- [What you should do]: Find each line below where the word "template" occurs, and copy it.

- [Data under study]:
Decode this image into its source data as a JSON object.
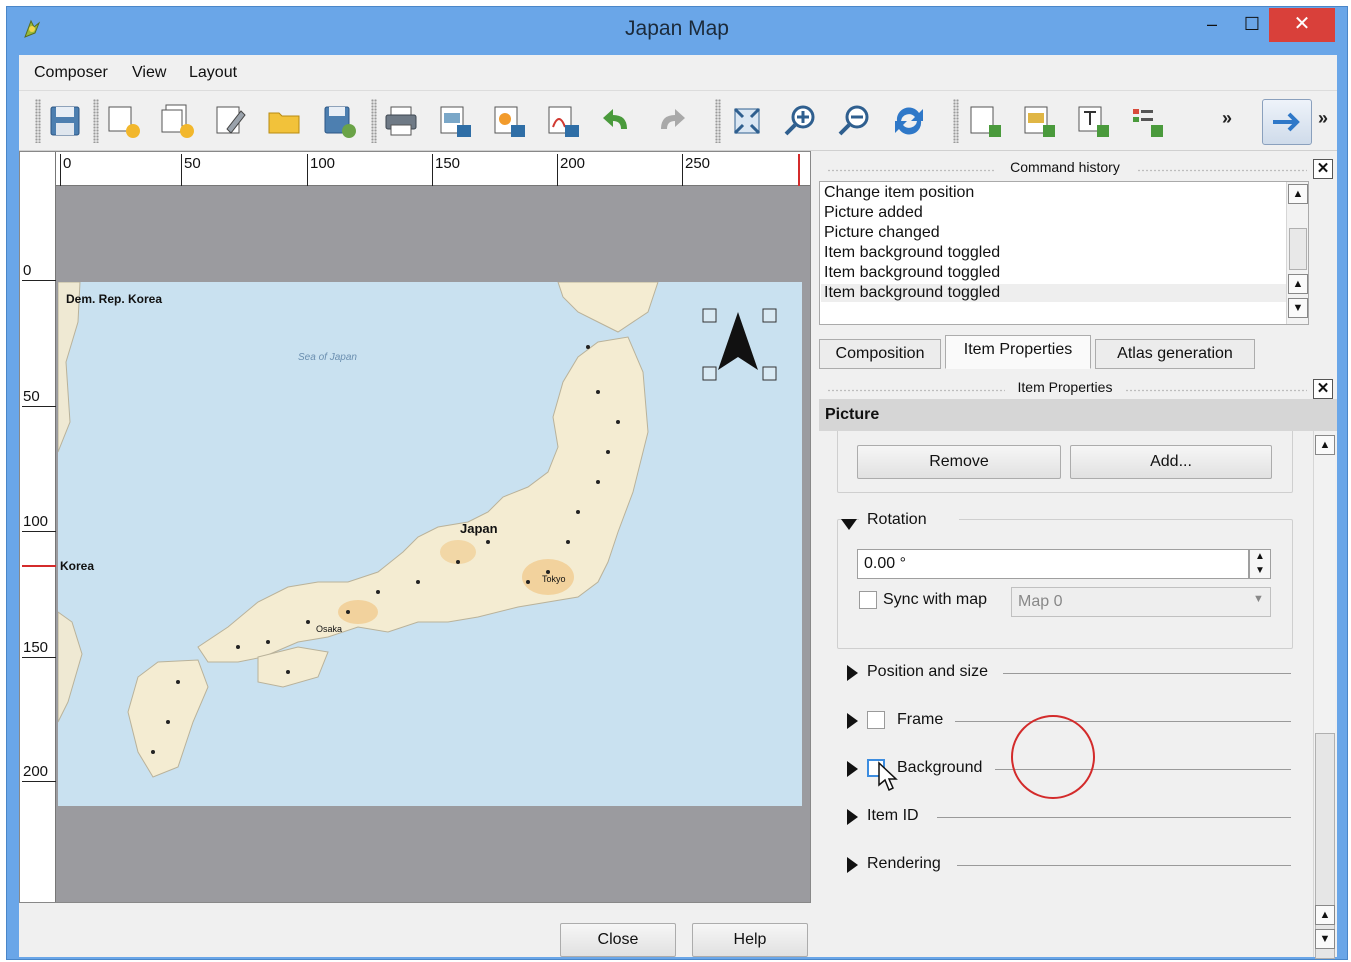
{
  "window": {
    "title": "Japan Map",
    "minimize_glyph": "–",
    "maximize_glyph": "☐",
    "close_glyph": "✕"
  },
  "menu": [
    "Composer",
    "View",
    "Layout"
  ],
  "toolbar": {
    "icons": [
      "save-icon",
      "new-composer-icon",
      "duplicate-composer-icon",
      "composer-manager-icon",
      "open-template-icon",
      "save-template-icon",
      "print-icon",
      "export-image-icon",
      "export-svg-icon",
      "export-pdf-icon",
      "undo-icon",
      "redo-icon",
      "zoom-full-icon",
      "zoom-in-icon",
      "zoom-out-icon",
      "refresh-icon",
      "add-map-icon",
      "add-image-icon",
      "add-label-icon",
      "add-legend-icon",
      "select-move-icon"
    ],
    "overflow_glyph": "»"
  },
  "ruler": {
    "top_labels": [
      "0",
      "50",
      "100",
      "150",
      "200",
      "250"
    ],
    "left_labels": [
      "0",
      "50",
      "100",
      "150",
      "200"
    ]
  },
  "map": {
    "labels": [
      "Dem. Rep. Korea",
      "Korea",
      "Japan",
      "Sea of Japan",
      "Tokyo",
      "Osaka"
    ]
  },
  "dialog_buttons": {
    "close": "Close",
    "help": "Help"
  },
  "command_history": {
    "title": "Command history",
    "items": [
      "Change item position",
      "Picture added",
      "Picture changed",
      "Item background toggled",
      "Item background toggled",
      "Item background toggled"
    ]
  },
  "tabs": [
    "Composition",
    "Item Properties",
    "Atlas generation"
  ],
  "item_properties": {
    "title": "Item Properties",
    "section": "Picture",
    "remove_label": "Remove",
    "add_label": "Add...",
    "rotation_label": "Rotation",
    "rotation_value": "0.00 °",
    "sync_label": "Sync with map",
    "map_combo": "Map 0",
    "groups": [
      "Position and size",
      "Frame",
      "Background",
      "Item ID",
      "Rendering"
    ]
  }
}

- [Your response]:
      "open-template-icon",
      "save-template-icon",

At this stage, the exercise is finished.